When you're taking barre class, many moves will be in relevé. (That's just the ballet term for heel lifts.) Now, barre teachers are famous for getting your heels higher off the ground. Some even stick their hands under your feet, so your heels don't drop.

But going sky high on heel lifts puts major pressure on your toes. And, as Zayna explains, “For many adults, holding a high relevé can cause foot pain. So instead, I recommend going into a ‘hover’ relevé, which is lower. You still get the same benefits, but your weight stays in the ball of the foot, which causes less strain.”

We really love this advice. Because, Zayna only talked about the short term impact of high relevés. But our podiatrist in Houston sees the long term potential for damage. These include bunions, because you put extra pressure on your toe bones. And that could cause your bones to move inward and create extra bumpy bone growth.

Plus, with all that pressure on your toes, hammertoes are a worry. This condition makes your toes buckle. (Sometimes hammertoes are rigid, sometimes flexible.) And standing and exercising on your toes can increase your risk for hammertoes. Or make an existing problem worse.


DON’T go barefoot. If ballerinas wear shoes, you can cover your feet in barre class to avoid injury

When you enter barre class, your instructor will suggest doing class barefoot. (Or with grippy socks.) But consider wearing supportive sneakers or dance shoes for barre class instead. Especially if you’re noticing foot pain.

Even Zayna says, “I often wear them.” Why? Because years of barefoot workouts left her with terrible joint deterioration. And she then had to have foot surgery. Something you always want to avoid. But particularly if you're trying to get into a new workout routine. Because after foot surgery, you'll have to stay off your feet. For at least a few weeks, if not longer. Which means wearing shoes at the barre could keep you in the game. Worth it, right?

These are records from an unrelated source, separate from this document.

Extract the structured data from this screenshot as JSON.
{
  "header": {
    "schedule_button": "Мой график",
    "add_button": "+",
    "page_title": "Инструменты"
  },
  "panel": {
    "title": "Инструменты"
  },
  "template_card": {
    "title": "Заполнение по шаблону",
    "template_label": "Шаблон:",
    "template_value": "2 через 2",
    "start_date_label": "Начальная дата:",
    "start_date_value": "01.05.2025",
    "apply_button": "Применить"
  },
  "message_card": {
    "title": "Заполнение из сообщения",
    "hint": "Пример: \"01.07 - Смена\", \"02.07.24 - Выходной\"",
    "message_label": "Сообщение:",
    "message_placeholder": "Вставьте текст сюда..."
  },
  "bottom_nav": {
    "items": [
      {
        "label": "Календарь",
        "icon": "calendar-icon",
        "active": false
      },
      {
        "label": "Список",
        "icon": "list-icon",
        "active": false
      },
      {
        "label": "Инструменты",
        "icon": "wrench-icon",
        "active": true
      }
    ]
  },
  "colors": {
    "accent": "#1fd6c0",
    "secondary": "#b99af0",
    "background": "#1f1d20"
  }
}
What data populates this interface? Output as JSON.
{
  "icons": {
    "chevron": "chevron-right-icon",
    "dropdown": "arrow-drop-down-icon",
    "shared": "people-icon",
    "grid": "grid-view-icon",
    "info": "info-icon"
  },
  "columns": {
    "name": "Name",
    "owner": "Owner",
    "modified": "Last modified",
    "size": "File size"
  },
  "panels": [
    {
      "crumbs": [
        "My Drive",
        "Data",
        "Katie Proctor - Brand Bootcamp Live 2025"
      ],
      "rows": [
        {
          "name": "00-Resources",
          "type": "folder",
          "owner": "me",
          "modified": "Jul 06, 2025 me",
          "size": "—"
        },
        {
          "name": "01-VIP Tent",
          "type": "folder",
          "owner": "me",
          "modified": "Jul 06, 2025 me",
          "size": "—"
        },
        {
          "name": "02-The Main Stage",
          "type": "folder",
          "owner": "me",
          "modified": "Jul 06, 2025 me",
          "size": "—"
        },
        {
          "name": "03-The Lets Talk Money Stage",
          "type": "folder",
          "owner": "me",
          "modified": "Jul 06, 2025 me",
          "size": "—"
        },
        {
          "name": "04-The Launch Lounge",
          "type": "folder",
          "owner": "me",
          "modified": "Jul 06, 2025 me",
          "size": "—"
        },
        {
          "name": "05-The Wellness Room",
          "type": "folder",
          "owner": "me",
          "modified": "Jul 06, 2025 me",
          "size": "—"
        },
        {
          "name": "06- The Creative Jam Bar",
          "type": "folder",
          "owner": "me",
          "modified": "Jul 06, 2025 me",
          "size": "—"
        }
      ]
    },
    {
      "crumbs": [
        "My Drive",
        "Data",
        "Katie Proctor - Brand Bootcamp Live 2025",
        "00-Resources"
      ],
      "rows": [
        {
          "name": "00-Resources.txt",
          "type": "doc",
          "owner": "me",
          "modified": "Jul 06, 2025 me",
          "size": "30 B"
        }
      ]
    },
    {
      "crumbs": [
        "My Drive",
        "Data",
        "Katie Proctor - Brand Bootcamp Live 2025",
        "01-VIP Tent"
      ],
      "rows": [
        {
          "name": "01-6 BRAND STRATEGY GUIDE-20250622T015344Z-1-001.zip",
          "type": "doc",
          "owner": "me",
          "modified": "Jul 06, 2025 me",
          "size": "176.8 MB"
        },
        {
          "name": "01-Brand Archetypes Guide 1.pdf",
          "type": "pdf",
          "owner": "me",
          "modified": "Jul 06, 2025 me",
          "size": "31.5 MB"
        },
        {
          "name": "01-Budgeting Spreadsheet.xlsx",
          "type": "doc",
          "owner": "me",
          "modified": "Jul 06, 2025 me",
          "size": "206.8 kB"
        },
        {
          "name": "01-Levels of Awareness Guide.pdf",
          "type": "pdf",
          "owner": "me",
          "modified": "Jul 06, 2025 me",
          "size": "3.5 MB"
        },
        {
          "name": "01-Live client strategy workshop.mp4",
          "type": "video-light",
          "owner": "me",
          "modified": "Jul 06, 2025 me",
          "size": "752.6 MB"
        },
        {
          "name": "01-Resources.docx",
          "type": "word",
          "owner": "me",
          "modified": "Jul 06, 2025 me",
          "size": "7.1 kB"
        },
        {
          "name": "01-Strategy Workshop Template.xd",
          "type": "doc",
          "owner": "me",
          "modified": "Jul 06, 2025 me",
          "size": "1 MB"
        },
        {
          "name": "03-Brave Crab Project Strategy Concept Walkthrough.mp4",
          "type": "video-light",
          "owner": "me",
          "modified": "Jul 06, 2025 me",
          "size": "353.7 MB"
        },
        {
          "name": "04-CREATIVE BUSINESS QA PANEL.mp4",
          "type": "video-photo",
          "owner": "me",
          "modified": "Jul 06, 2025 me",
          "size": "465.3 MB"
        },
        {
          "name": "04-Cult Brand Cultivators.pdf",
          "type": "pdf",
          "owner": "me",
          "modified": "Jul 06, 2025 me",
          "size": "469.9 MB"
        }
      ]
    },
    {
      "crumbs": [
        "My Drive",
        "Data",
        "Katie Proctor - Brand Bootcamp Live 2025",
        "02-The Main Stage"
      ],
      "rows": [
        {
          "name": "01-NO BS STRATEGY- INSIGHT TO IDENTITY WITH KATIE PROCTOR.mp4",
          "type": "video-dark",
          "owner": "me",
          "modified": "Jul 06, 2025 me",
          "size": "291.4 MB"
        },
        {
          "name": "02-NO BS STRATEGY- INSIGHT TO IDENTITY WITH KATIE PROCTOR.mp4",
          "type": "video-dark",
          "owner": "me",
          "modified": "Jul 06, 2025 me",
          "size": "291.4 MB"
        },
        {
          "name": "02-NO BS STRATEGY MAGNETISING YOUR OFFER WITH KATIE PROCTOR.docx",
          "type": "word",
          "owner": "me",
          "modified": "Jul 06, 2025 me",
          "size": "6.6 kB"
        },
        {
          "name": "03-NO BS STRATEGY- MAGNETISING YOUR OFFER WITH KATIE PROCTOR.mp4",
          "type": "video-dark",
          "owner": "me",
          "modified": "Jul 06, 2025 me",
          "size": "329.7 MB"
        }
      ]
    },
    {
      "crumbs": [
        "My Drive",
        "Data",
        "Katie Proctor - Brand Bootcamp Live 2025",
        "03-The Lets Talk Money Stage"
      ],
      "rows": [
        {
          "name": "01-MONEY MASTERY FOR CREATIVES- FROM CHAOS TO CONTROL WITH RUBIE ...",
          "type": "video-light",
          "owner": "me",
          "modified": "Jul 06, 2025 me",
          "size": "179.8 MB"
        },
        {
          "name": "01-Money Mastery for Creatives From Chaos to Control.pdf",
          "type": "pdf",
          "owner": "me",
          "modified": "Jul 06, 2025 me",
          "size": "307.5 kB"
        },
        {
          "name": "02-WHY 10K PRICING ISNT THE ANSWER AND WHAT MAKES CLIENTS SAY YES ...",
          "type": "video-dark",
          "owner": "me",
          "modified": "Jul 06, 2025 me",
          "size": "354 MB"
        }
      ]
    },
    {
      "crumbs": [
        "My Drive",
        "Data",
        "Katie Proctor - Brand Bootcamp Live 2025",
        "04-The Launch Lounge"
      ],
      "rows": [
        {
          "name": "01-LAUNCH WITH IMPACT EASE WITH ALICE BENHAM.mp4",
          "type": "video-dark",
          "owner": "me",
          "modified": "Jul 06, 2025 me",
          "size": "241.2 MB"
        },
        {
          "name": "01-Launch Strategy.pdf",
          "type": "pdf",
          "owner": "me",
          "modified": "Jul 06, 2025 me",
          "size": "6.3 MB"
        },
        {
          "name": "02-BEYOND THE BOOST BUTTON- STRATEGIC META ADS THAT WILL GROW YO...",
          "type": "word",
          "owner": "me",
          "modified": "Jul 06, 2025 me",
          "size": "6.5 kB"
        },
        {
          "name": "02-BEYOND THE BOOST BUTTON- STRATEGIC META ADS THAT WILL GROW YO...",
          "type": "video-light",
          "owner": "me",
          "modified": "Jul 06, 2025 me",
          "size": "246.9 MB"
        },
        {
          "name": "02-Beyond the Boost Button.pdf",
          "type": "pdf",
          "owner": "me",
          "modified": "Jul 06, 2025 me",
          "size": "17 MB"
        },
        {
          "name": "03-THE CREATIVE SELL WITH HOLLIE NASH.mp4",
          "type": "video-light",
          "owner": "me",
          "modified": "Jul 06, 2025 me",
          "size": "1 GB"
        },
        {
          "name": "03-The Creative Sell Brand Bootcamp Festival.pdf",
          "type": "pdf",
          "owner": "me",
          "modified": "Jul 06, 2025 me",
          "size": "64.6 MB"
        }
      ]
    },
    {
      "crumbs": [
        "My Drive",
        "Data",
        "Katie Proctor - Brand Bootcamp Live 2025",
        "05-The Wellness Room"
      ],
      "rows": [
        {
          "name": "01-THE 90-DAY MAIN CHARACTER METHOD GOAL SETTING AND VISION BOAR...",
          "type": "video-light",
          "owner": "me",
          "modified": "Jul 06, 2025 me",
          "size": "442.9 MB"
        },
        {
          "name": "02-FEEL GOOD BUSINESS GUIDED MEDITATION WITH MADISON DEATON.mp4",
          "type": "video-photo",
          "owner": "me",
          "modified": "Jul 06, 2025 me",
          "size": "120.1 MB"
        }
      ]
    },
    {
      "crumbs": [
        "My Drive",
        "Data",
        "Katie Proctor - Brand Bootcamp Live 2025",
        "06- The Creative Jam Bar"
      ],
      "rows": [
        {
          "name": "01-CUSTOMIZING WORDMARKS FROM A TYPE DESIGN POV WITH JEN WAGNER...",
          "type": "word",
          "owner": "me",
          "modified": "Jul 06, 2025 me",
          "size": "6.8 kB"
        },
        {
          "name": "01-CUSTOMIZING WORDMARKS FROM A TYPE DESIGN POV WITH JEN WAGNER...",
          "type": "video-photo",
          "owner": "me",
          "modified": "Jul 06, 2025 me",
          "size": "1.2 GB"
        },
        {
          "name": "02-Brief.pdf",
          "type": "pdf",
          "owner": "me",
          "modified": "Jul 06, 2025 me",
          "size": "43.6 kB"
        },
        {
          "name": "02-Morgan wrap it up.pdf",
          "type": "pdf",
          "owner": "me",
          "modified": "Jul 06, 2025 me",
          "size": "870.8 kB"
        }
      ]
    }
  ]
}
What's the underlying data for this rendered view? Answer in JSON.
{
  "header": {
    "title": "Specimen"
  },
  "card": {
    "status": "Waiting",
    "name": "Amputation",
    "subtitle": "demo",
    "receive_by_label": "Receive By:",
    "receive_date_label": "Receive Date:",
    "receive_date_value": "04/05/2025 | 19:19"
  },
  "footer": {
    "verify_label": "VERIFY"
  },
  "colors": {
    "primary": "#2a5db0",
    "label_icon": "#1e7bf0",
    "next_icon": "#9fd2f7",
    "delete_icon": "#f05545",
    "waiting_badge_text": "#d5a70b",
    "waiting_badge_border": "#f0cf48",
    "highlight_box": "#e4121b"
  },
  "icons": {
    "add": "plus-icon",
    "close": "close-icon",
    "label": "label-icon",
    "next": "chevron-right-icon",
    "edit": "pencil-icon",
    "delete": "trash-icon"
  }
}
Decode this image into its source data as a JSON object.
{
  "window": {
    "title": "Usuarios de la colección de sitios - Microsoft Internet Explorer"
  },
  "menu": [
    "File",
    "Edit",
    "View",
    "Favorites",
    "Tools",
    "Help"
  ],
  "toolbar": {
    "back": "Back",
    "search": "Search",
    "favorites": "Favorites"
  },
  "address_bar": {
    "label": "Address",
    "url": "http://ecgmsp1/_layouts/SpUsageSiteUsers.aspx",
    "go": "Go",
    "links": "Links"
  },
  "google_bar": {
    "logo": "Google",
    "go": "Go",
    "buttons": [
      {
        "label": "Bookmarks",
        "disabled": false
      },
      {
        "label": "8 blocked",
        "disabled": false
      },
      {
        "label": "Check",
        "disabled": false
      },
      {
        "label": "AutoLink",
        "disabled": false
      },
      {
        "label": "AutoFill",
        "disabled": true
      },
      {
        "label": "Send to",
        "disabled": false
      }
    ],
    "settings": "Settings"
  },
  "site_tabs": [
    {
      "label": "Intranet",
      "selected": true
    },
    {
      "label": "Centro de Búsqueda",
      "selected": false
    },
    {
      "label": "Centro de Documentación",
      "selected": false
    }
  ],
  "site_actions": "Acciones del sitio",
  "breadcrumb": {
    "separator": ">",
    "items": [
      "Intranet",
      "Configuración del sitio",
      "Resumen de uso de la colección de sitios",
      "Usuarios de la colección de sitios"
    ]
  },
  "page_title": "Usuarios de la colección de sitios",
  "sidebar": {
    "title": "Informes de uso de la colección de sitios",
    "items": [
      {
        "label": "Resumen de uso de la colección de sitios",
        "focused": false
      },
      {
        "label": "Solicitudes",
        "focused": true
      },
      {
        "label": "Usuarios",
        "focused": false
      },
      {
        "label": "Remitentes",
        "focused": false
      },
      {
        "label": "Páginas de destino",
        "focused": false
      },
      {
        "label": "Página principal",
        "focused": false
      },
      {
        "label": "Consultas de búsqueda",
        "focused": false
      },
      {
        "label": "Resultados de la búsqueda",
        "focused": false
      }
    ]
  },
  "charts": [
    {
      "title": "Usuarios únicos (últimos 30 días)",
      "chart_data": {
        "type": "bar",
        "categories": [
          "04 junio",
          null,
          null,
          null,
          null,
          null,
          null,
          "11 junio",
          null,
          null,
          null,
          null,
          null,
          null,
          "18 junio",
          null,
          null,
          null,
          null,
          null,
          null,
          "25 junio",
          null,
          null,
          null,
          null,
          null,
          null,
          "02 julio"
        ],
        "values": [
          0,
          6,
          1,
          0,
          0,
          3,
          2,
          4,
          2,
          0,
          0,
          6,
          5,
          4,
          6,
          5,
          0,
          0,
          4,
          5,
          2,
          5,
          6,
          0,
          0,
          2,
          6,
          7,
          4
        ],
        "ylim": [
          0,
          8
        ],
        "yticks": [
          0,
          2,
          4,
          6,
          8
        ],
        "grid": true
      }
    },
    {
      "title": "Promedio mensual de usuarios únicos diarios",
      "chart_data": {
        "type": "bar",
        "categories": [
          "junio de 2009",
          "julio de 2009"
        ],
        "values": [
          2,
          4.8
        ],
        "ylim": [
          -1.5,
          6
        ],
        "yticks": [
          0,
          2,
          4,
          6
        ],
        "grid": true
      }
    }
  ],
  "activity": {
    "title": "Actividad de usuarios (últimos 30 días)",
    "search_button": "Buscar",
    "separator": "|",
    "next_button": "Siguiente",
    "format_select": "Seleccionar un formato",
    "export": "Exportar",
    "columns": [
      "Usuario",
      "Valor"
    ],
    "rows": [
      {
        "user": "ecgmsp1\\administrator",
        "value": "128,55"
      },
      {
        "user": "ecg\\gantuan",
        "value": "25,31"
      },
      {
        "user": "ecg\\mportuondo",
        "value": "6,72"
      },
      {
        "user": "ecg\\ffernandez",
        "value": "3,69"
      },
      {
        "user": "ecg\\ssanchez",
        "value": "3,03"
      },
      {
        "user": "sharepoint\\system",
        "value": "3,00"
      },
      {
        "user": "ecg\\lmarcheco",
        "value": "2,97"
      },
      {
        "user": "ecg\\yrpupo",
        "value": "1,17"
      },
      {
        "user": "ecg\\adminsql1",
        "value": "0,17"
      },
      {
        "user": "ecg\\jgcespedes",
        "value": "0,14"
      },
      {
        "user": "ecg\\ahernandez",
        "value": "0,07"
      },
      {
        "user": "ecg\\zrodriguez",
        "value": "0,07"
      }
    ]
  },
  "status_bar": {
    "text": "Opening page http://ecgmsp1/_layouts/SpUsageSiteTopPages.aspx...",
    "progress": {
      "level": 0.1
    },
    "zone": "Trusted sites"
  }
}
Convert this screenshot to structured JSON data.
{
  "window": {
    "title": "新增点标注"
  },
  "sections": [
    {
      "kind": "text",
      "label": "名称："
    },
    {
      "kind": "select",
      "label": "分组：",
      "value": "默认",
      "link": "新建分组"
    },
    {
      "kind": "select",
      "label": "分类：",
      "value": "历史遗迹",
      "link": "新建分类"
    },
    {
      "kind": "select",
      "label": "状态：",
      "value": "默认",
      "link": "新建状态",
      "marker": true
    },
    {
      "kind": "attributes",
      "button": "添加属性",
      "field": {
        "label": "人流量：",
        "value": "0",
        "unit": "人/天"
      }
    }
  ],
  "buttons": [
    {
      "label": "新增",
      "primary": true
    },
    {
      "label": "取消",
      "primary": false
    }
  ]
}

On that note, keeping shoes on isn't something that should only happen at the barre. Why? Wearing shoes at home may be even more important, since everyone has been spending more time there since the covid lockdowns made work from home a more frequent option. 

While going barefoot at home doesn't put as much immediate pressure on the feet as hitting up a barre workout, over time the pressure of walking barefoot on hard wood or tile floors gets rid of arch support and leads to excessive pronation, or rolling inward. In combination, they can leave you with the type of foot pain you might experience after an overly-ambitious barefoot workout.  So consider sneaks at home and at the gym, and keep looking at your barre form with our next tip. 


Check your angles

Now we've got your feet covered, we've got to move up your body. Namely, to your hips. Because, in barre classes, lots of moves involve turnout. (That's when your hip rotation causes your knees and toes to point outward.)

For the barre babes, a big turnout means big results in your hips and thighs. But for a podiatrist, forcing yourself into an over-exaggerated turnout can cause foot pain. Because when you change the angle of your feet, you change the way they absorb pressure. That means some parts of your feet will take a bigger beating. And that can hurt.

So, how can you stay safe and still get the lean muscle barre is famous for? Zayna offer this suggestion. “Start your feet at a turnout of 45 degrees and then adjust it, either by less or more, to make your hips, knees, and ankles feel free from strain.”

For some people, that means your turnout will look like a pizza slice. For others, it might just be a dieter's slice of cake. Everyone will be different, and you may have to play around to find your spot. But when you reach the point that’s right for you? Any pain in you felt before should stop hurting. And if it doesn't, or if it returns, shift to a less dramatic turnout.


Treating Barre Injuries in Houston

If you're ready to get back to the barre now, please keep this in mind. As always, our suggestions will only help prevent injury. They are not a foolproof way to stay safe.

For that reason, pain may come with new workouts. And that doesn't have to be a big deal, if you get help. So, if you hurt your feet while working out, give us a call. We'll schedule an appointment with Dr. Andrew Schneider as soon as possible. And until you come in, take a pause on exercising, so you don't make things worse.